Instructions for the task:
Lines in the listing below containing the string "value" are to be identified and copied.

Study material:
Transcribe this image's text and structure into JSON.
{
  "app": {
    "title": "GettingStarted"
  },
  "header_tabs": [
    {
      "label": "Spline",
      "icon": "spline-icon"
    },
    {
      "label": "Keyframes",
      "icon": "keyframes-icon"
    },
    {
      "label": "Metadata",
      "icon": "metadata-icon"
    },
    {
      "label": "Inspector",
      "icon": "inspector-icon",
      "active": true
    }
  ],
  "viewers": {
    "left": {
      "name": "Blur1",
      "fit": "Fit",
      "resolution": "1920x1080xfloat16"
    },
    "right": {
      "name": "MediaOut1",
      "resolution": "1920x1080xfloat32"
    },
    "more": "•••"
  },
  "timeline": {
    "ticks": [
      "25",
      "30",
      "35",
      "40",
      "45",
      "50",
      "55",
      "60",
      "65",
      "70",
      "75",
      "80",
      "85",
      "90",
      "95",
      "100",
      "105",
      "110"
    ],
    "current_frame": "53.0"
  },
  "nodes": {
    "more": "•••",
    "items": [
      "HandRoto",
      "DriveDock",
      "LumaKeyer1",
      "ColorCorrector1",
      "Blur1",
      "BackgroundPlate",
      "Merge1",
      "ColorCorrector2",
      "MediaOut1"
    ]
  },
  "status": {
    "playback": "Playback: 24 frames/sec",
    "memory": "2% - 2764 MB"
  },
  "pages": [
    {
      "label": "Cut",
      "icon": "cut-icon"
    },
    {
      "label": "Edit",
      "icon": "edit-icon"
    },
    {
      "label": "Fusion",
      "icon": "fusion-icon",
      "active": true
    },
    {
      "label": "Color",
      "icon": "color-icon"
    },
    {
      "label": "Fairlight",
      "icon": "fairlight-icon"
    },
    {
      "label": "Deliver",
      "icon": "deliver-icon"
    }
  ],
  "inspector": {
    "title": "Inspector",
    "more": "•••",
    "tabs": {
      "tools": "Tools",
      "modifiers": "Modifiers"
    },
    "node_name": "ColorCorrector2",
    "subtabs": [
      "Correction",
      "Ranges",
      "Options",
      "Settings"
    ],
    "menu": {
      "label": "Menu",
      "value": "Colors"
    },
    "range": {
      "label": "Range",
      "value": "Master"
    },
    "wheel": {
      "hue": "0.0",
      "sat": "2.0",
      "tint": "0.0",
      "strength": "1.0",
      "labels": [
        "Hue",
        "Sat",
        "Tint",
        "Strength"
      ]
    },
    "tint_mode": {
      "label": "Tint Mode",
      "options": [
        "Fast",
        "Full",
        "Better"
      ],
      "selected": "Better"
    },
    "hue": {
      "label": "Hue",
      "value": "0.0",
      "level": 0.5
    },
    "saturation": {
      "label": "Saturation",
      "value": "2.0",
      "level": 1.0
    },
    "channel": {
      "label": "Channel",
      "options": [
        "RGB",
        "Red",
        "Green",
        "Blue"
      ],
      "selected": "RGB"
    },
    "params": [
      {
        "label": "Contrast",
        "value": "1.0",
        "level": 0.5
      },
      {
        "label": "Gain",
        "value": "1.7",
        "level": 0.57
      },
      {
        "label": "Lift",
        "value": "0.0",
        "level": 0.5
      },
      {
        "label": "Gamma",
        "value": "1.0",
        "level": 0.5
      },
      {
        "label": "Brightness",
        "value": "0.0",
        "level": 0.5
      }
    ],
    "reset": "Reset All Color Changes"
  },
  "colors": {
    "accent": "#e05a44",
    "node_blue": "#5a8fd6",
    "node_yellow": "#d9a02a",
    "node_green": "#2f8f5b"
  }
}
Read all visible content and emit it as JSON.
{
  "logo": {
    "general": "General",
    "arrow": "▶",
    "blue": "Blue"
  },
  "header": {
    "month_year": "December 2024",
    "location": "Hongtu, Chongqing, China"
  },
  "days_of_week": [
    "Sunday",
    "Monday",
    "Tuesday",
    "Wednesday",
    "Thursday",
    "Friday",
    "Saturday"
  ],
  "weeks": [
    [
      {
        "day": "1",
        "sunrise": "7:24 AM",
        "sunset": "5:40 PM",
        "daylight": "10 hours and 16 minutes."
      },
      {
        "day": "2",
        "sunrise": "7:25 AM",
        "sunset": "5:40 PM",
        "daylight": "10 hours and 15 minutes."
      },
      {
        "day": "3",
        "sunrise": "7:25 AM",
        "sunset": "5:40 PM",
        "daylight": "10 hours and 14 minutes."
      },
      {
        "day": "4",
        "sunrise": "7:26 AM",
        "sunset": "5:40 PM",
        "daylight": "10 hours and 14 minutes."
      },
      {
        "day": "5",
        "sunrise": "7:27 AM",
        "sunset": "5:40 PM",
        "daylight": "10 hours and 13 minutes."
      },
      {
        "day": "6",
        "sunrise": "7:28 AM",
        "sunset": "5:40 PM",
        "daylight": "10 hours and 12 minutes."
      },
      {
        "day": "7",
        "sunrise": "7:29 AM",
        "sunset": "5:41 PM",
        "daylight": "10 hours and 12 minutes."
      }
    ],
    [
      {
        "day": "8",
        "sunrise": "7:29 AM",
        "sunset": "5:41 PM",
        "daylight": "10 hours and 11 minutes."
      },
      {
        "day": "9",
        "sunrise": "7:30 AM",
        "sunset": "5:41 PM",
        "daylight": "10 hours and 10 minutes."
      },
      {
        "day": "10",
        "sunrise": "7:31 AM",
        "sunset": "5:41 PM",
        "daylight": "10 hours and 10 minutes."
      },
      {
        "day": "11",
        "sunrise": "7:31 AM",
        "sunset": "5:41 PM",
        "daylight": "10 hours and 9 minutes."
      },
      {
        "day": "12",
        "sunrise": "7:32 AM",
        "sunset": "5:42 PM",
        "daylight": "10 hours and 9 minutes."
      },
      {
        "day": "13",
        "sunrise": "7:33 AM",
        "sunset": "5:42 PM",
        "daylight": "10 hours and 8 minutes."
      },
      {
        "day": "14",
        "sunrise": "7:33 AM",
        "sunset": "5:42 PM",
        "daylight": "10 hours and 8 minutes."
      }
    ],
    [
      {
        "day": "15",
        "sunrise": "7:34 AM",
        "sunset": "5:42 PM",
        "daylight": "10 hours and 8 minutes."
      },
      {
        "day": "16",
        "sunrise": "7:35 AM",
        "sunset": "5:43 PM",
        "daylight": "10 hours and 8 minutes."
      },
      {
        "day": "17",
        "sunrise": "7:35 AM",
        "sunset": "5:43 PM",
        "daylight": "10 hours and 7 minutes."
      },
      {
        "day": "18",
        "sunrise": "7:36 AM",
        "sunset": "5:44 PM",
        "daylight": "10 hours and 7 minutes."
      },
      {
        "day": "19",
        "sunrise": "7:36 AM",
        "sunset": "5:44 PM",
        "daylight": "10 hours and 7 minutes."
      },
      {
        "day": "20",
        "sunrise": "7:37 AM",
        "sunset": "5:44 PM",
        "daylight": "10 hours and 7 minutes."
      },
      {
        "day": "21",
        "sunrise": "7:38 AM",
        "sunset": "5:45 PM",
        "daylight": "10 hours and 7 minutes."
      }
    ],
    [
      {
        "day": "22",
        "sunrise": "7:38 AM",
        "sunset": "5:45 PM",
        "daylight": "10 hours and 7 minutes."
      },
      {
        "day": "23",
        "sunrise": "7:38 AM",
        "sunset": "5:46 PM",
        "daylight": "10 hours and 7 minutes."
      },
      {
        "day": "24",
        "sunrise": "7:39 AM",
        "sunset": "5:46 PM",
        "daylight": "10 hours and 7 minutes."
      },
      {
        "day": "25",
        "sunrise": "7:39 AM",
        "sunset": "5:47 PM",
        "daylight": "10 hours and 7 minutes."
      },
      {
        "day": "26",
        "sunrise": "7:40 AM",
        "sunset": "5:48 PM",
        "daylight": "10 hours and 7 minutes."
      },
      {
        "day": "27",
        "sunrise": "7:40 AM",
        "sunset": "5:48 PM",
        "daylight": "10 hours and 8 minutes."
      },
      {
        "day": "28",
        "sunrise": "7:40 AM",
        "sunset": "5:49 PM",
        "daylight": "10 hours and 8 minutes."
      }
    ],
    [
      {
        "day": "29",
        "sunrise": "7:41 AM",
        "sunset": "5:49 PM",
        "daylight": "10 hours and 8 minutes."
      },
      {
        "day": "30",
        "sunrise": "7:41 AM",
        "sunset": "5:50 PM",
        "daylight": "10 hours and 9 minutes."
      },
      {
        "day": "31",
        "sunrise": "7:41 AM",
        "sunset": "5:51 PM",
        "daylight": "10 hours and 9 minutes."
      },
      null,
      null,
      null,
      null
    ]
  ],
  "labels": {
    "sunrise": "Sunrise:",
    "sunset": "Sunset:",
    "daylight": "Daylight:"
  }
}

Expected answer:
      "value": "Colors"
      "value": "Master"
      "value": "0.0",
      "value": "2.0",
        "value": "1.0",
        "value": "1.7",
        "value": "0.0",
        "value": "1.0",
        "value": "0.0",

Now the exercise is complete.